3: (Implicit) Encouragement does not do other important things → False


I am not certain if including this as an implication or negation of 1 and 2 was correct. 

As far as I can imagine, one of these ( implication or negation ) would have to be the reason why you claim the statement to be implicit. I could break down Graham's statements into symbolic form and work this out like a true logician, but I'm a bit too lazy right now.  There's just no statement that be negated to equal point 3, nor is the implication really clear.  

Just to be clear - I do think think this is a meaningful point. I just don't think it's implicit to Graham's statement, observing the definition of "implied though not plainly expressed".

Anyway, I just thought this point was a bit of a stretch and overall not necessary. This is admittedly nit-picky, sorry.

Otherwise, I thought this was a great, meaningful analysis. #5 - #8 were particularly enjoyable.

I agree strongly with your final assessment of encouragement culture generally - there is far too much of it and it is patently insincere. The true reasons for this are as you stated - lack of motivation, awkwardness. 

Thanks for posting.


Thanks. The thing on #3 was intended as "I evaluate this to false", the arrows in the original logic were meant to indicate that they were supposed to be implications of previous claims.

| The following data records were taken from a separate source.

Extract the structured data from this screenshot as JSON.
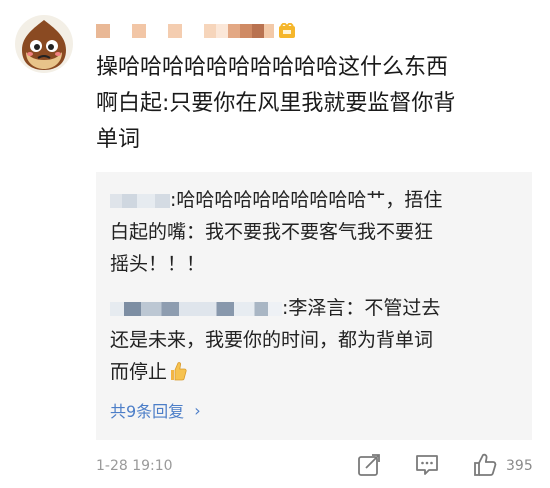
{
  "comment": {
    "post_lines": [
      "操哈哈哈哈哈哈哈哈哈哈这什么东西",
      "啊白起:只要你在风里我就要监督你背",
      "单词"
    ],
    "timestamp": "1-28 19:10",
    "like_count": "395"
  },
  "replies": {
    "reply1_lines": [
      ":哈哈哈哈哈哈哈哈哈哈艹，捂住",
      "白起的嘴：我不要我不要客气我不要狂",
      "摇头！！！"
    ],
    "reply2_lines": [
      ":李泽言：不管过去",
      "还是未来，我要你的时间，都为背单词",
      "而停止"
    ],
    "more_label": "共9条回复",
    "more_arrow": "›"
  },
  "icons": {
    "avatar": "chestnut-avatar",
    "vip": "vip-badge-icon",
    "repost": "repost-icon",
    "comment": "comment-icon",
    "like": "thumbs-up-icon",
    "emoji": "thumbs-up-emoji"
  },
  "colors": {
    "link": "#4c7ec8",
    "reply_bg": "#f5f5f5",
    "meta": "#9a9a9a"
  }
}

Curious if others found that unclear or not, since if it wasn't clear I don't want to do it again without an explanation.

Could you elaborate as to why you think "need is a strong word"?


https://genius.com/George-carlin-free-floating-hostility-lyrics ?

Need implies you can't do without it. Which is usually very untrue.